SHE occasionally ventures into deep waters where few lawyers dare to tread, but the nightmares that accompany such sojourns have tested her resilience, character and faith in her chosen profession.
Following her arrest on Sunday while representing staffers from Prime Minister (PM) Morgan Tsvangirai's Office, police continued to detain Beatrice Mtetwa, even though the High Court had issued an order for her release, raising questions as to the true motive of her detention. Yesterday she was denied bail and remanded in custody to April 3 by a Harare magistrate.
"People who do things under the cover of darkness are afraid of light. So, if you come at midnight I'll be there with my headlights glaring," the top lawyer says at the beginning of a new film she features titled: Beatrice Mtetwa and the rule of law.
And for sure for more than a decade since concerns about failure to adhere to the rule of law in Zimbabwe started emerging, her headlights have been glaring.
Mtetwa has defended dozens of journalists, in the process frustrating those working against freedom of expression and access to information.
She has also successfully defended PM Tsvangirai and hordes of other officials from his Movement for Democratic Change (MDC-T) party, saving them jail time and crushing hopes of a one party State.
However, her quest for justice has come at a price.
In May 2007, Mtetwa was unlawfully detained and severely assaulted by the police after participating in a demonstration called by the Law Society of Zimbabwe (LSZ).
There have also been attempts to break her spirit in the State media through hate speech.
She has been labelled ugly, the belly of the beast among other names meant at public derision.
"They've called me ugly, dull, lonely and dejected. It's discriminatory. I can't imagine they would have done the same thing to a male Law Society president," she told The Lawyer magazine in 2007 when she was the head of the LSZ.
Despite the persecution, her efforts have not gone unnoticed locally, regionally and internationally.
Within the Southern African Deve-lopment Community region, Mtetwa was awarded the 2009 Sydney and Felicia Kentridge award from South Africa's General Council of the Bar, while internationally she has been awarded the 2008 Lifetime Achievement award from the Committee to Protect Journalists and the 2003 Liberty/Justice and Law society Human rights Lawyer of the year award, among others.
Mtetwa received her Bachelor of Laws from the University of Botswana and Swaziland in 1981 and spent the next two years working as a prosecuting attorney in Swaziland.
In 1983, she moved to Zimbabwe, where she continued working as a prosecutor until 1989.
That year, she went into private practice, and soon began specialising in human rights law.
In one of her more notable cases, she successfully challenged a section of Zimbabwe's Private Voluntary Organisations Act which allowed a government minister the authority to dissolve or replace the board members of non-governmental organisations.
She also challenged the results of 37 districts in the 2000 parliamentary elections.

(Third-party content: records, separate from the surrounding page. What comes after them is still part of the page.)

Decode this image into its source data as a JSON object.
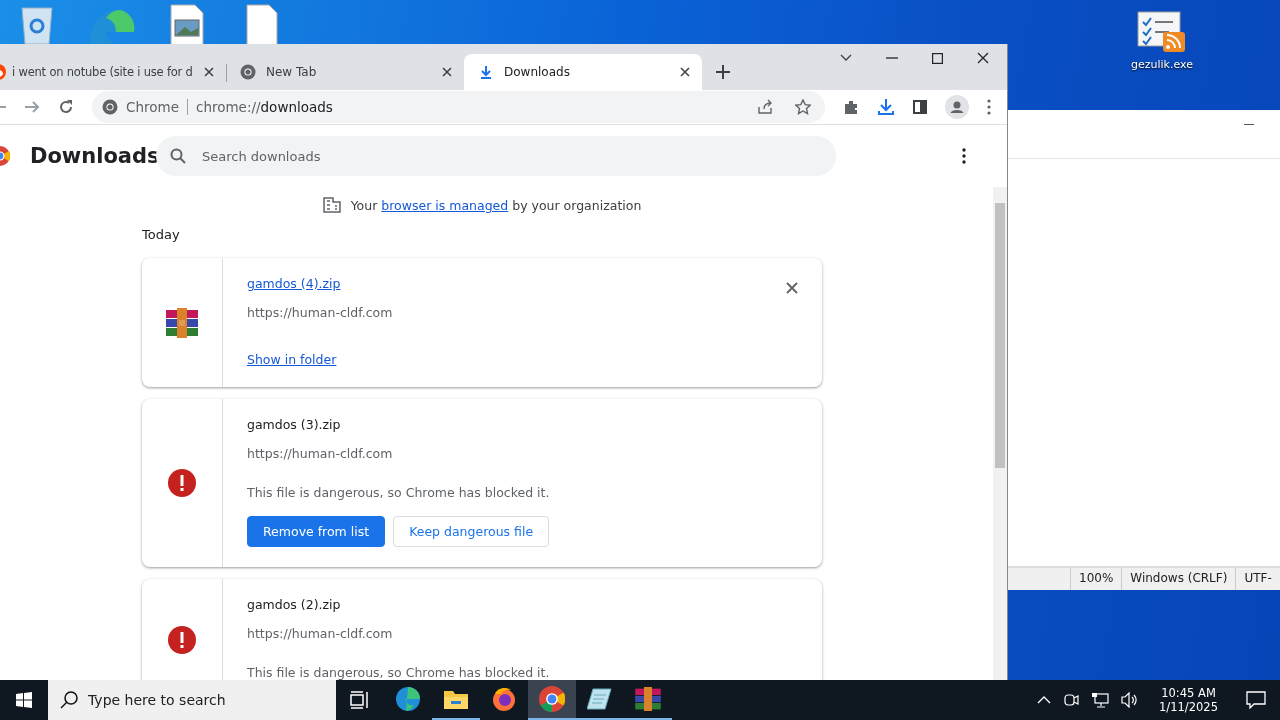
{
  "desktop": {
    "icons": [
      {
        "label": "gezulik.exe"
      }
    ]
  },
  "browser": {
    "tabs": [
      {
        "title": "i went on notube (site i use for d",
        "kind": "reddit",
        "selected": false
      },
      {
        "title": "New Tab",
        "kind": "chrome",
        "selected": false
      },
      {
        "title": "Downloads",
        "kind": "download",
        "selected": true
      }
    ],
    "omnibox": {
      "site": "Chrome",
      "host": "chrome://",
      "path": "downloads"
    },
    "page": {
      "title": "Downloads",
      "search_placeholder": "Search downloads",
      "notice": {
        "before": "Your",
        "link": "browser is managed",
        "after": "by your organization"
      },
      "date_heading": "Today",
      "downloads": [
        {
          "kind": "complete",
          "file": "gamdos (4).zip",
          "url": "https://human-cldf.com",
          "action": "Show in folder"
        },
        {
          "kind": "dangerous",
          "file": "gamdos (3).zip",
          "url": "https://human-cldf.com",
          "warning": "This file is dangerous, so Chrome has blocked it.",
          "buttons": [
            "Remove from list",
            "Keep dangerous file"
          ]
        },
        {
          "kind": "dangerous",
          "file": "gamdos (2).zip",
          "url": "https://human-cldf.com",
          "warning": "This file is dangerous, so Chrome has blocked it."
        }
      ]
    }
  },
  "notepad": {
    "status": [
      "100%",
      "Windows (CRLF)",
      "UTF-"
    ]
  },
  "taskbar": {
    "search_placeholder": "Type here to search",
    "apps": [
      {
        "kind": "edge",
        "selected": false,
        "running": false
      },
      {
        "kind": "folder",
        "selected": false,
        "running": true
      },
      {
        "kind": "firefox",
        "selected": false,
        "running": false
      },
      {
        "kind": "chrome",
        "selected": true,
        "running": true
      },
      {
        "kind": "notepad",
        "selected": false,
        "running": true
      },
      {
        "kind": "archive",
        "selected": false,
        "running": true
      }
    ],
    "time": "10:45 AM",
    "date": "1/11/2025"
  }
}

In a PBS documentary, Mtetwa described her motives for her activism as "not because there is any glory or cash to it and not because I'm trying to antagonise the government... I'm doing it because it's a job that's got to be done."

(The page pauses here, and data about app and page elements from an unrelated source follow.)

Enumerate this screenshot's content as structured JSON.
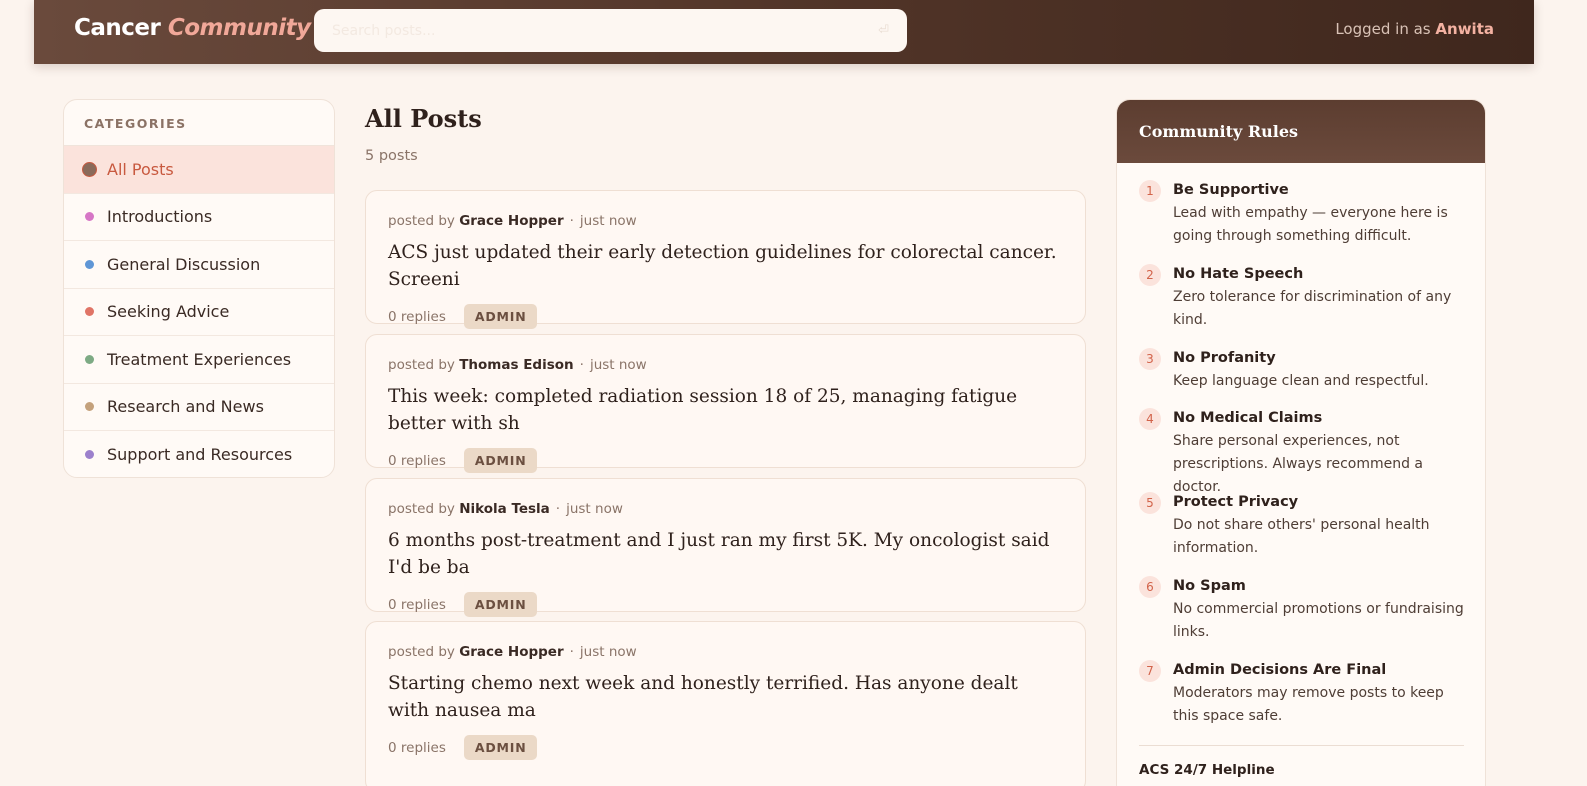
{
  "header": {
    "brand_primary": "Cancer",
    "brand_accent": "Community",
    "search_placeholder": "Search posts...",
    "search_shortcut": "⏎",
    "login_prefix": "Logged in as",
    "username": "Anwita"
  },
  "sidebar": {
    "title": "CATEGORIES",
    "items": [
      {
        "label": "All Posts",
        "color": "#8a6a5a",
        "active": true
      },
      {
        "label": "Introductions",
        "color": "#d676c6"
      },
      {
        "label": "General Discussion",
        "color": "#5f96d6"
      },
      {
        "label": "Seeking Advice",
        "color": "#e07466"
      },
      {
        "label": "Treatment Experiences",
        "color": "#7daa84"
      },
      {
        "label": "Research and News",
        "color": "#c4a17c"
      },
      {
        "label": "Support and Resources",
        "color": "#9c80cc"
      }
    ]
  },
  "main": {
    "title": "All Posts",
    "count": "5 posts",
    "posts": [
      {
        "prefix": "posted by",
        "author": "Grace Hopper",
        "time": "just now",
        "title": "ACS just updated their early detection guidelines for colorectal cancer. Screeni",
        "replies": "0 replies",
        "badge": "ADMIN"
      },
      {
        "prefix": "posted by",
        "author": "Thomas Edison",
        "time": "just now",
        "title": "This week: completed radiation session 18 of 25, managing fatigue better with sh",
        "replies": "0 replies",
        "badge": "ADMIN"
      },
      {
        "prefix": "posted by",
        "author": "Nikola Tesla",
        "time": "just now",
        "title": "6 months post-treatment and I just ran my first 5K. My oncologist said I'd be ba",
        "replies": "0 replies",
        "badge": "ADMIN"
      },
      {
        "prefix": "posted by",
        "author": "Grace Hopper",
        "time": "just now",
        "title": "Starting chemo next week and honestly terrified. Has anyone dealt with nausea ma",
        "replies": "0 replies",
        "badge": "ADMIN"
      }
    ]
  },
  "rules": {
    "title": "Community Rules",
    "items": [
      {
        "num": "1",
        "title": "Be Supportive",
        "desc": "Lead with empathy — everyone here is going through something difficult."
      },
      {
        "num": "2",
        "title": "No Hate Speech",
        "desc": "Zero tolerance for discrimination of any kind."
      },
      {
        "num": "3",
        "title": "No Profanity",
        "desc": "Keep language clean and respectful."
      },
      {
        "num": "4",
        "title": "No Medical Claims",
        "desc": "Share personal experiences, not prescriptions. Always recommend a doctor."
      },
      {
        "num": "5",
        "title": "Protect Privacy",
        "desc": "Do not share others' personal health information."
      },
      {
        "num": "6",
        "title": "No Spam",
        "desc": "No commercial promotions or fundraising links."
      },
      {
        "num": "7",
        "title": "Admin Decisions Are Final",
        "desc": "Moderators may remove posts to keep this space safe."
      }
    ],
    "helpline": "ACS 24/7 Helpline"
  }
}
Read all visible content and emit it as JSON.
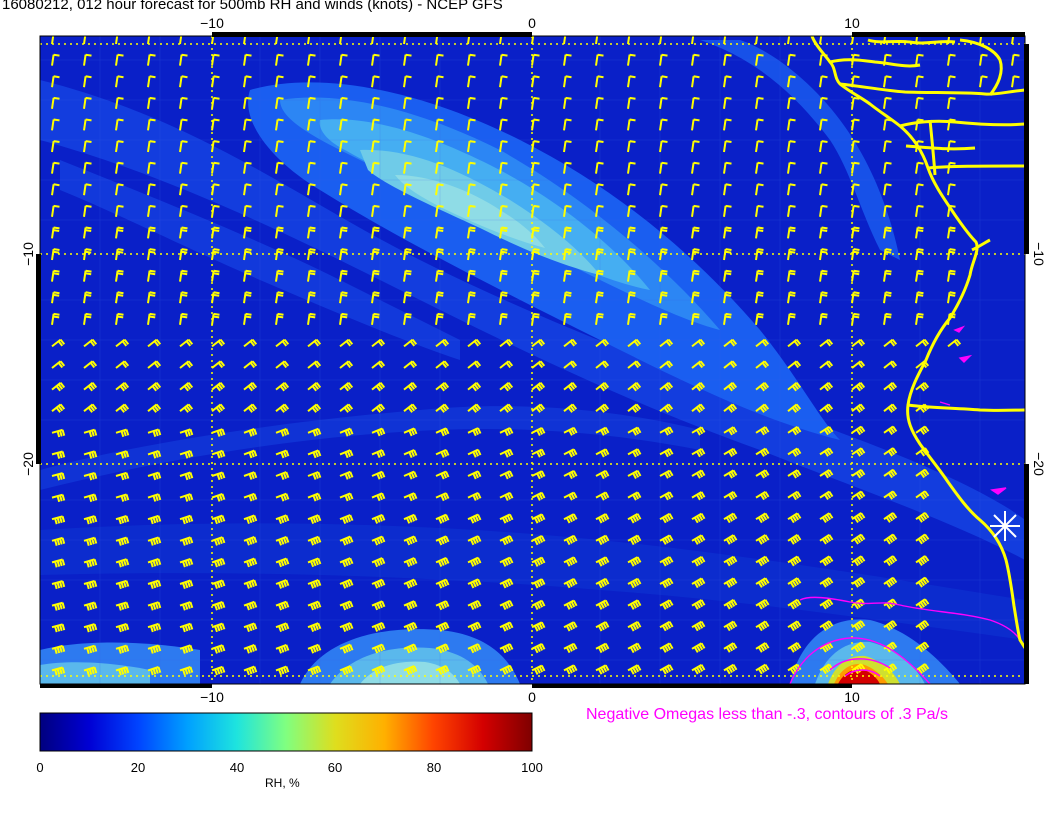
{
  "title": "16080212, 012 hour forecast for 500mb RH and winds (knots) - NCEP GFS",
  "axes": {
    "lon_ticks": [
      "−10",
      "0",
      "10"
    ],
    "lat_ticks": [
      "−10",
      "−20"
    ]
  },
  "map": {
    "lon_range": [
      -15.5,
      15.5
    ],
    "lat_range": [
      -29.5,
      0.2
    ],
    "grid": "dotted graticule every 10 degrees",
    "field": "500mb RH filled contours",
    "coastline_color": "#ffff00",
    "barb_color": "#ffff00",
    "omega_contour_color": "#ff00ff",
    "station_marker": "white star near 15E, 22.7S"
  },
  "omega_note": "Negative Omegas less than -.3, contours of .3 Pa/s",
  "colorbar": {
    "title": "RH, %",
    "ticks": [
      "0",
      "20",
      "40",
      "60",
      "80",
      "100"
    ],
    "range": [
      0,
      100
    ],
    "colors": [
      "#00007f",
      "#0000d4",
      "#0044ff",
      "#00a0ff",
      "#1ee4de",
      "#80ff80",
      "#dede1e",
      "#ffb000",
      "#ff4400",
      "#d40000",
      "#7f0000"
    ]
  }
}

Mtetwa is particularly noted for her defence of arrested journalists, both local and international.
In 2003, for example, she won a court order preventing the deportation of Guardian reporter, Andrew Meldrum, presenting it to security officials at Harare International Airport only minutes before Meldrum's plane was scheduled to depart.
She also won acquittals for detained reporters Toby Harnden and Julian Simmonds from Lon-don's Sunday Telegraph, who had been arrested during coverage of the April 2005 Parliamentary election on charges of working without government accreditation.
In April 2008, she secured the release of New York Times reporter Barry Bearak, who had been imprisoned on similar charges.
She also defended many local journalists arrested in the run-up to the 2008 presidential election.
To practicing lawyers in Zimbabwe, she re-mains a prized family treasure and there has been consolation in her hour of trial or during times of relentless tribulation, such as this week.
"For every Beatrice Mtetwa that these State agents and institutions put behind bars and attempt to embarrass, humiliate and punish without lawful cause, there are 10 other human rights lawyers waiting to take up the mantle," said Zimbabwe Lawyers for Human Rights deputy head, Precious Chakasikwa on Monday.
Mcdonald Lewani-kwa, the director of the Crisis in Zimbabwe Coalition, described Mt-etwa as "our gallant protector" while John Chita-kure, a political activist, said she was "the conscience of the nation, the voice of the voiceless, the advocate of the downtrodden, the dehumanised and the subjugated people of Zimbabwe."